(THE DATA)

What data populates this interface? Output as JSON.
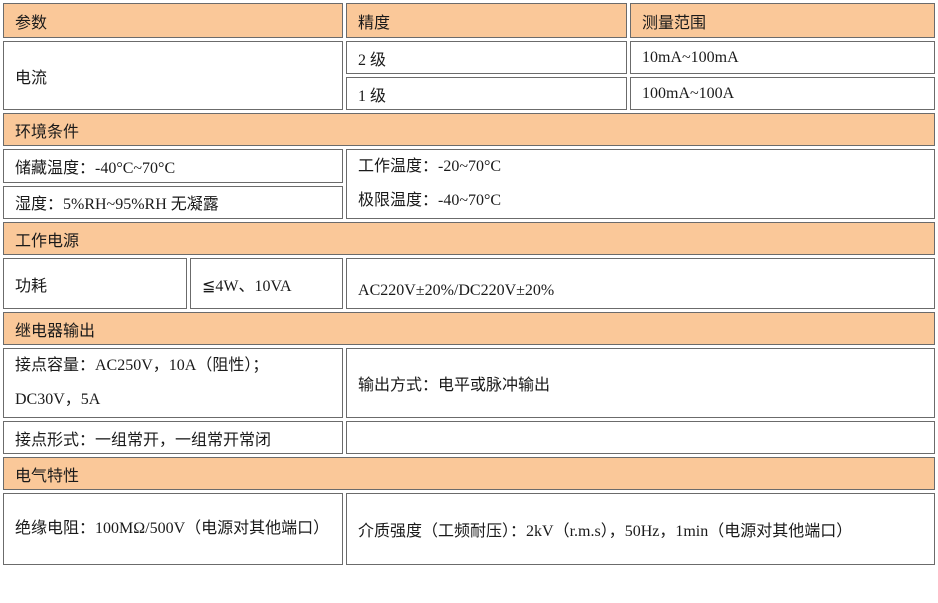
{
  "header": {
    "param": "参数",
    "accuracy": "精度",
    "range": "测量范围"
  },
  "current": {
    "label": "电流",
    "rows": [
      {
        "accuracy": "2 级",
        "range": "10mA~100mA"
      },
      {
        "accuracy": "1 级",
        "range": "100mA~100A"
      }
    ]
  },
  "environment": {
    "title": "环境条件",
    "storage_temp": "储藏温度：-40°C~70°C",
    "humidity": "湿度：5%RH~95%RH 无凝露",
    "working_temp": "工作温度：-20~70°C",
    "limit_temp": "极限温度：-40~70°C"
  },
  "power": {
    "title": "工作电源",
    "label": "功耗",
    "value": "≦4W、10VA",
    "supply": "AC220V±20%/DC220V±20%"
  },
  "relay": {
    "title": "继电器输出",
    "capacity_line1": "接点容量：AC250V，10A（阻性）；",
    "capacity_line2": "DC30V，5A",
    "output_mode": "输出方式：电平或脉冲输出",
    "contact_form": "接点形式：一组常开，一组常开常闭",
    "contact_form_right": ""
  },
  "electrical": {
    "title": "电气特性",
    "insulation": "绝缘电阻：100MΩ/500V（电源对其他端口）",
    "dielectric": "介质强度（工频耐压）：2kV（r.m.s），50Hz，1min（电源对其他端口）"
  }
}
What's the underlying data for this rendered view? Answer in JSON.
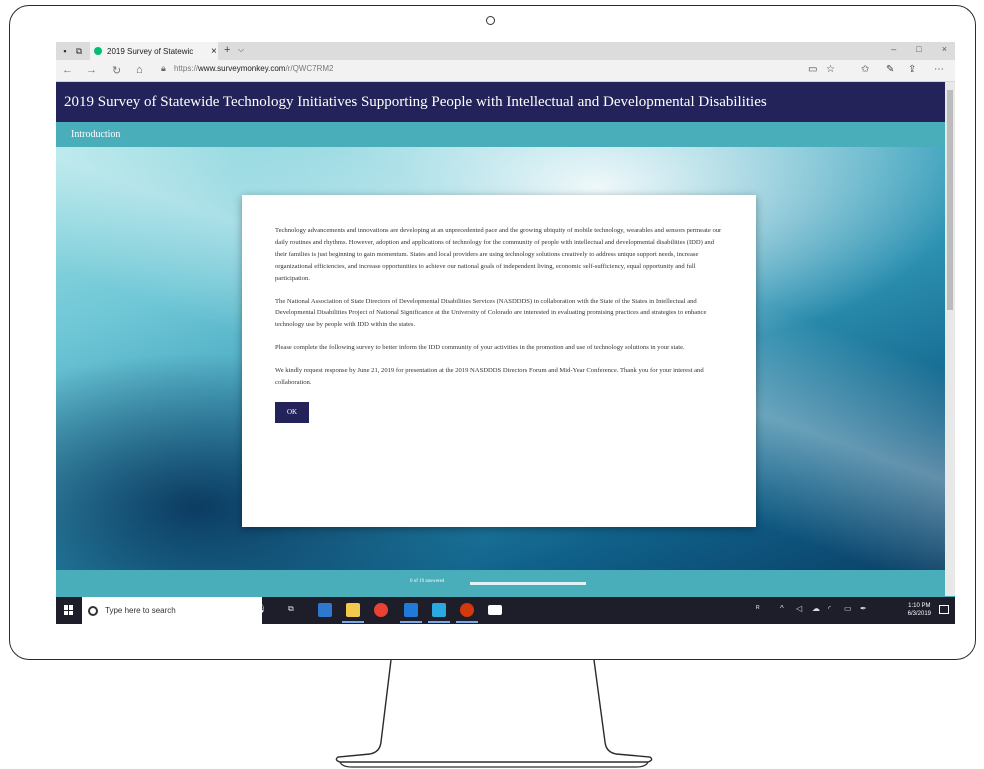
{
  "browser": {
    "tab_title": "2019 Survey of Statewic",
    "tab_close": "×",
    "new_tab": "+",
    "tab_dropdown": "⌵",
    "url_prefix": "https://",
    "url_host": "www.surveymonkey.com",
    "url_path": "/r/QWC7RM2",
    "window_buttons": [
      "–",
      "□",
      "×"
    ],
    "nav_icons": [
      "back-icon",
      "forward-icon",
      "refresh-icon",
      "home-icon"
    ],
    "right_icons": [
      "reading-view-icon",
      "favorite-star-icon",
      "favorites-hub-icon",
      "pen-icon",
      "share-icon",
      "more-icon"
    ]
  },
  "page": {
    "header_title": "2019 Survey of Statewide Technology Initiatives Supporting People with Intellectual and Developmental Disabilities",
    "subnav_label": "Introduction",
    "paragraphs": [
      "Technology advancements and innovations are developing at an unprecedented pace and the growing ubiquity of mobile technology, wearables and sensors permeate our daily routines and rhythms. However, adoption and applications of technology for the community of people with intellectual and developmental disabilities (IDD) and their families is just beginning to gain momentum. States and local providers are using technology solutions creatively to address unique support needs, increase organizational efficiencies, and increase opportunities to achieve our national goals of independent living, economic self-sufficiency, equal opportunity and full participation.",
      "The National Association of State Directors of Developmental Disabilities Services (NASDDDS) in collaboration with the State of the States in Intellectual and Developmental Disabilities Project of National Significance at the University of Colorado are interested in evaluating promising practices and strategies to enhance technology use by people with IDD within the states.",
      "Please complete the following survey to better inform the IDD community of your activities in the promotion and use of technology solutions in your state.",
      "We kindly request response by June 21, 2019 for presentation at the 2019 NASDDDS Directors Forum and Mid-Year Conference. Thank you for your interest and collaboration."
    ],
    "ok_label": "OK",
    "progress_text": "0 of 19 answered",
    "progress_fraction": 0
  },
  "taskbar": {
    "search_placeholder": "Type here to search",
    "clock_time": "1:10 PM",
    "clock_date": "6/3/2019"
  },
  "colors": {
    "header_navy": "#23235a",
    "teal": "#4aadba",
    "surveymonkey_green": "#00bf6f"
  }
}
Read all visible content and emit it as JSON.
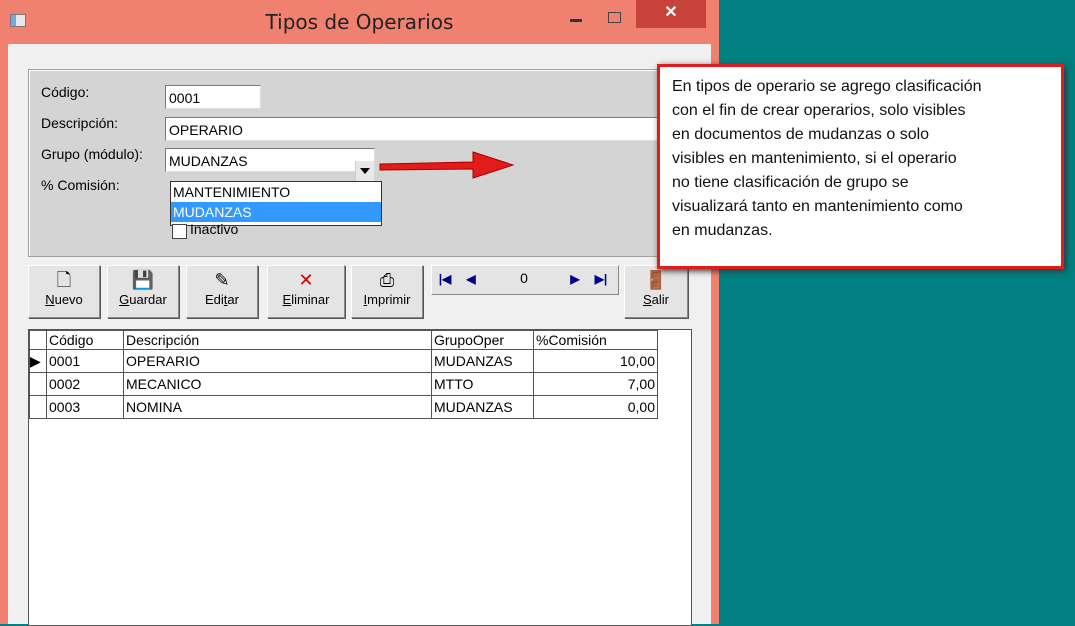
{
  "window": {
    "title": "Tipos de Operarios",
    "close_glyph": "✕"
  },
  "form": {
    "codigo_label": "Código:",
    "codigo_value": "0001",
    "descripcion_label": "Descripción:",
    "descripcion_value": "OPERARIO",
    "grupo_label": "Grupo (módulo):",
    "grupo_value": "MUDANZAS",
    "grupo_options": [
      "MANTENIMIENTO",
      "MUDANZAS"
    ],
    "comision_label": "% Comisión:",
    "inactivo_label": "Inactivo"
  },
  "toolbar": {
    "nuevo": {
      "u": "N",
      "rest": "uevo",
      "icon": "new-doc-icon"
    },
    "guardar": {
      "u": "G",
      "rest": "uardar",
      "icon": "save-icon"
    },
    "editar": {
      "pre": "Edi",
      "u": "t",
      "rest": "ar",
      "icon": "edit-icon"
    },
    "eliminar": {
      "u": "E",
      "rest": "liminar",
      "icon": "delete-icon"
    },
    "imprimir": {
      "u": "I",
      "rest": "mprimir",
      "icon": "print-icon"
    },
    "salir": {
      "u": "S",
      "rest": "alir",
      "icon": "exit-icon"
    },
    "nav_count": "0"
  },
  "grid": {
    "columns": [
      "Código",
      "Descripción",
      "GrupoOper",
      "%Comisión"
    ],
    "rows": [
      [
        "0001",
        "OPERARIO",
        "MUDANZAS",
        "10,00"
      ],
      [
        "0002",
        "MECANICO",
        "MTTO",
        "7,00"
      ],
      [
        "0003",
        "NOMINA",
        "MUDANZAS",
        "0,00"
      ]
    ]
  },
  "annotation": {
    "lines": [
      "En tipos de operario se agrego clasificación",
      "con el fin de crear operarios, solo visibles",
      "en documentos de mudanzas o solo",
      "visibles en mantenimiento, si el operario",
      "no tiene clasificación de grupo se",
      "visualizará tanto en mantenimiento como",
      "en mudanzas."
    ]
  },
  "colors": {
    "title_bar": "#f08070",
    "desktop": "#008080",
    "callout_border": "#e31b1b",
    "selection": "#3399ff"
  }
}
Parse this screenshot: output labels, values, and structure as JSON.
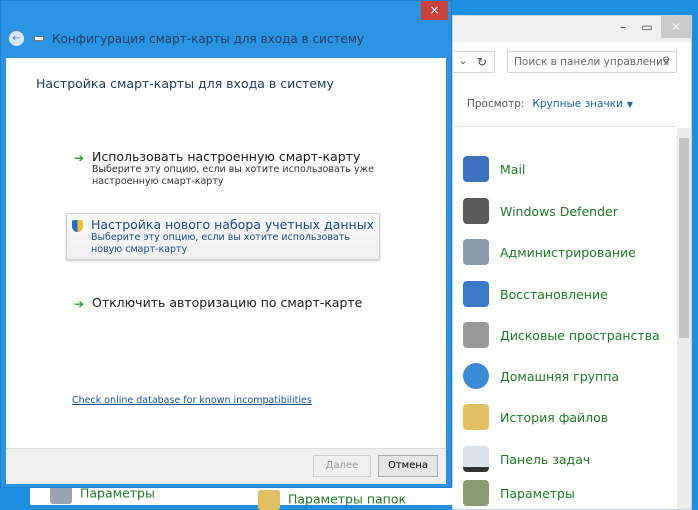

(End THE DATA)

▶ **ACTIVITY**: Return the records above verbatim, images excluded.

▶ **SOLUTION FOR THIS EXERCISE**:
What data populates this interface? Output as JSON.
{
  "header": {
    "param": "参数",
    "accuracy": "精度",
    "range": "测量范围"
  },
  "current": {
    "label": "电流",
    "rows": [
      {
        "accuracy": "2 级",
        "range": "10mA~100mA"
      },
      {
        "accuracy": "1 级",
        "range": "100mA~100A"
      }
    ]
  },
  "environment": {
    "title": "环境条件",
    "storage_temp": "储藏温度：-40°C~70°C",
    "humidity": "湿度：5%RH~95%RH 无凝露",
    "working_temp": "工作温度：-20~70°C",
    "limit_temp": "极限温度：-40~70°C"
  },
  "power": {
    "title": "工作电源",
    "label": "功耗",
    "value": "≦4W、10VA",
    "supply": "AC220V±20%/DC220V±20%"
  },
  "relay": {
    "title": "继电器输出",
    "capacity_line1": "接点容量：AC250V，10A（阻性）；",
    "capacity_line2": "DC30V，5A",
    "output_mode": "输出方式：电平或脉冲输出",
    "contact_form": "接点形式：一组常开，一组常开常闭",
    "contact_form_right": ""
  },
  "electrical": {
    "title": "电气特性",
    "insulation": "绝缘电阻：100MΩ/500V（电源对其他端口）",
    "dielectric": "介质强度（工频耐压）：2kV（r.m.s），50Hz，1min（电源对其他端口）"
  }
}
What's the underlying data for this rendered view? Answer in JSON.
{
  "browser": {
    "tab_title": "2019 Survey of Statewic",
    "tab_close": "×",
    "new_tab": "+",
    "tab_dropdown": "⌵",
    "url_prefix": "https://",
    "url_host": "www.surveymonkey.com",
    "url_path": "/r/QWC7RM2",
    "window_buttons": [
      "–",
      "□",
      "×"
    ],
    "nav_icons": [
      "back-icon",
      "forward-icon",
      "refresh-icon",
      "home-icon"
    ],
    "right_icons": [
      "reading-view-icon",
      "favorite-star-icon",
      "favorites-hub-icon",
      "pen-icon",
      "share-icon",
      "more-icon"
    ]
  },
  "page": {
    "header_title": "2019 Survey of Statewide Technology Initiatives Supporting People with Intellectual and Developmental Disabilities",
    "subnav_label": "Introduction",
    "paragraphs": [
      "Technology advancements and innovations are developing at an unprecedented pace and the growing ubiquity of mobile technology, wearables and sensors permeate our daily routines and rhythms. However, adoption and applications of technology for the community of people with intellectual and developmental disabilities (IDD) and their families is just beginning to gain momentum. States and local providers are using technology solutions creatively to address unique support needs, increase organizational efficiencies, and increase opportunities to achieve our national goals of independent living, economic self-sufficiency, equal opportunity and full participation.",
      "The National Association of State Directors of Developmental Disabilities Services (NASDDDS) in collaboration with the State of the States in Intellectual and Developmental Disabilities Project of National Significance at the University of Colorado are interested in evaluating promising practices and strategies to enhance technology use by people with IDD within the states.",
      "Please complete the following survey to better inform the IDD community of your activities in the promotion and use of technology solutions in your state.",
      "We kindly request response by June 21, 2019 for presentation at the 2019 NASDDDS Directors Forum and Mid-Year Conference. Thank you for your interest and collaboration."
    ],
    "ok_label": "OK",
    "progress_text": "0 of 19 answered",
    "progress_fraction": 0
  },
  "taskbar": {
    "search_placeholder": "Type here to search",
    "clock_time": "1:10 PM",
    "clock_date": "6/3/2019"
  },
  "colors": {
    "header_navy": "#23235a",
    "teal": "#4aadba",
    "surveymonkey_green": "#00bf6f"
  }
}
Read all visible content and emit it as JSON.
{
  "window": {
    "title": "Tipos de Operarios",
    "close_glyph": "✕"
  },
  "form": {
    "codigo_label": "Código:",
    "codigo_value": "0001",
    "descripcion_label": "Descripción:",
    "descripcion_value": "OPERARIO",
    "grupo_label": "Grupo (módulo):",
    "grupo_value": "MUDANZAS",
    "grupo_options": [
      "MANTENIMIENTO",
      "MUDANZAS"
    ],
    "comision_label": "% Comisión:",
    "inactivo_label": "Inactivo"
  },
  "toolbar": {
    "nuevo": {
      "u": "N",
      "rest": "uevo",
      "icon": "new-doc-icon"
    },
    "guardar": {
      "u": "G",
      "rest": "uardar",
      "icon": "save-icon"
    },
    "editar": {
      "pre": "Edi",
      "u": "t",
      "rest": "ar",
      "icon": "edit-icon"
    },
    "eliminar": {
      "u": "E",
      "rest": "liminar",
      "icon": "delete-icon"
    },
    "imprimir": {
      "u": "I",
      "rest": "mprimir",
      "icon": "print-icon"
    },
    "salir": {
      "u": "S",
      "rest": "alir",
      "icon": "exit-icon"
    },
    "nav_count": "0"
  },
  "grid": {
    "columns": [
      "Código",
      "Descripción",
      "GrupoOper",
      "%Comisión"
    ],
    "rows": [
      [
        "0001",
        "OPERARIO",
        "MUDANZAS",
        "10,00"
      ],
      [
        "0002",
        "MECANICO",
        "MTTO",
        "7,00"
      ],
      [
        "0003",
        "NOMINA",
        "MUDANZAS",
        "0,00"
      ]
    ]
  },
  "annotation": {
    "lines": [
      "En tipos de operario se agrego clasificación",
      "con el fin de crear operarios, solo visibles",
      "en documentos de mudanzas o solo",
      "visibles en mantenimiento, si el operario",
      "no tiene clasificación de grupo se",
      "visualizará tanto en mantenimiento como",
      "en mudanzas."
    ]
  },
  "colors": {
    "title_bar": "#f08070",
    "desktop": "#008080",
    "callout_border": "#e31b1b",
    "selection": "#3399ff"
  }
}
Parse this screenshot: output labels, values, and structure as JSON.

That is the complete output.